House Majority Leader Steny Hoyer (D-MD) said Tuesday that he intends to try to find common ground with House Republicans on the controversial health care reform bill now moving through Congress.

 

“I’ll be reaching out to a number of Republicans,” Hoyer said.
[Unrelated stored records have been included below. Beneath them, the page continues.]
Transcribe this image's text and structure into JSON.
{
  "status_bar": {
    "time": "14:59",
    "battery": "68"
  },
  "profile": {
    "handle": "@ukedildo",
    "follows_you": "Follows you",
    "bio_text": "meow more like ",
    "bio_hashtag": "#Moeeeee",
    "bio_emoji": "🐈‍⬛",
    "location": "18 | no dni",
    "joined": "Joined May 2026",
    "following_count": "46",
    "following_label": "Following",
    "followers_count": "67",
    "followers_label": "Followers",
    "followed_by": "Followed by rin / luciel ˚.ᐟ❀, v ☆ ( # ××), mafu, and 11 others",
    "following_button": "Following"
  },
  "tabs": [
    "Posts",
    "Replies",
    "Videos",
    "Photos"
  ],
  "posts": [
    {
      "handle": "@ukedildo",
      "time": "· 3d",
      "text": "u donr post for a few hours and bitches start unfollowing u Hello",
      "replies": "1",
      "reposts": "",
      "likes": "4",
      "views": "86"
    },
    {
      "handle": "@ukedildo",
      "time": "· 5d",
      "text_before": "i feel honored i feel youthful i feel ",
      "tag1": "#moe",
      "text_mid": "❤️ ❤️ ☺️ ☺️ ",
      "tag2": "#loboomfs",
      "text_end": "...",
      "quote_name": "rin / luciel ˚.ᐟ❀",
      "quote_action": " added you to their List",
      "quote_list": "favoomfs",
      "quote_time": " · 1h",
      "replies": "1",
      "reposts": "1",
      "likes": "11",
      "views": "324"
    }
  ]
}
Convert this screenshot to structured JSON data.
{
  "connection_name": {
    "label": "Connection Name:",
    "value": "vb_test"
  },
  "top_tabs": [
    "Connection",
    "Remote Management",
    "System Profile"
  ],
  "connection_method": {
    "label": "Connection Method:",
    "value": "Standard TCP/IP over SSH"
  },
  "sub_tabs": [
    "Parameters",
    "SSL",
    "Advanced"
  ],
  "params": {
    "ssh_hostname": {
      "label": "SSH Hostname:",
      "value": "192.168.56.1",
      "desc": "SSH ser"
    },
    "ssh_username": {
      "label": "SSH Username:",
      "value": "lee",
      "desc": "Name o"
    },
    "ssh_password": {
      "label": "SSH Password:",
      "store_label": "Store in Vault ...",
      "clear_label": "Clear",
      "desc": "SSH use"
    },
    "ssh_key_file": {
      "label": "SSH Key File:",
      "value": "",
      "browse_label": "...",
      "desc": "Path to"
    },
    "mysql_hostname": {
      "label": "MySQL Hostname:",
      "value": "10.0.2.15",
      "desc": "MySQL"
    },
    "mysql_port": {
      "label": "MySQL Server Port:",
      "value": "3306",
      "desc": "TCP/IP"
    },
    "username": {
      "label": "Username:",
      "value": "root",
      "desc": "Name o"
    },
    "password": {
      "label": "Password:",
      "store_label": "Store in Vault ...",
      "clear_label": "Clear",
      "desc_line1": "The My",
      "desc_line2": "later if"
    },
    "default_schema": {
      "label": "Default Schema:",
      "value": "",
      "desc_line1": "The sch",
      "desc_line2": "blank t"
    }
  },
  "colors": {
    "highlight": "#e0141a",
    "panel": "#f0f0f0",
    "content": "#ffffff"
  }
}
The Democratic Leader cited two recent instances where he said there appeared to be agreement on “80 percent” of the issues involved in reforming health care.

 

In an interview two weeks ago on MSNBC, Rep. Charles Boustany (R-LA) indicated bipartisan agreement in a number of areas.

 

“I would venture to say we agree on about 80 percent of the issues,” Boustany said, who the GOP tapped to respond to President Obama’s health care speech before a Joint Session of Congress two weeks ago.

 

Moreover, Rep. Bobby Scott (D-VA) suggested Monday in a health care debate with House Minority Whip Eric Cantor (R-VA) that there was agreement on 80 percent of the main issues in the health care debate.

 

“I want to find out what that 80 percent is,” Hoyer said.

 

When pressed as to whether the 20 percent included a “public option” for health insurance, Hoyer underscored the commitment of the House Democratic to approving health care legislation that includes a government-operated insurance plan.

 

“We’re not talking about dropping the public option,” Hoyer said.

 

Republicans say they’ve not yet had any outreach from Hoyer’s office about discussing the “80 percent” areas of agreement.

 

“Rep. Boustany looks forward to working with the Majority Leader to develop a common sense bill to lower health care costs for Americans,” said Boustany spokesman Rick Curtsinger.

 

Brad Dayspring, a spokesman for Cantor, says that “there are lots of things we can agree upon.” Dayspring said Democrats and Republicans are on the same page when it comes to reforming medical malpractice suits, banning the denial of coverage for persons suffering from pre-existing conditions and allowing people to take health insurance with them after they lose a job.

 

However, Dayspring was careful to note that Republicans didn’t agree with 80 percent of the three health care reform bills crafted in the House or the health care legislation now on the table in the Senate.

 

"(Cantor) believes it’s far more productive to focus on areas where Republicans and Democrats may be able to agree, rather than on divisive issues like the public option, in whatever form, as the president and (House) Speaker (Nancy) Pelosi (D-CA)have chosen to do," Dayspring added.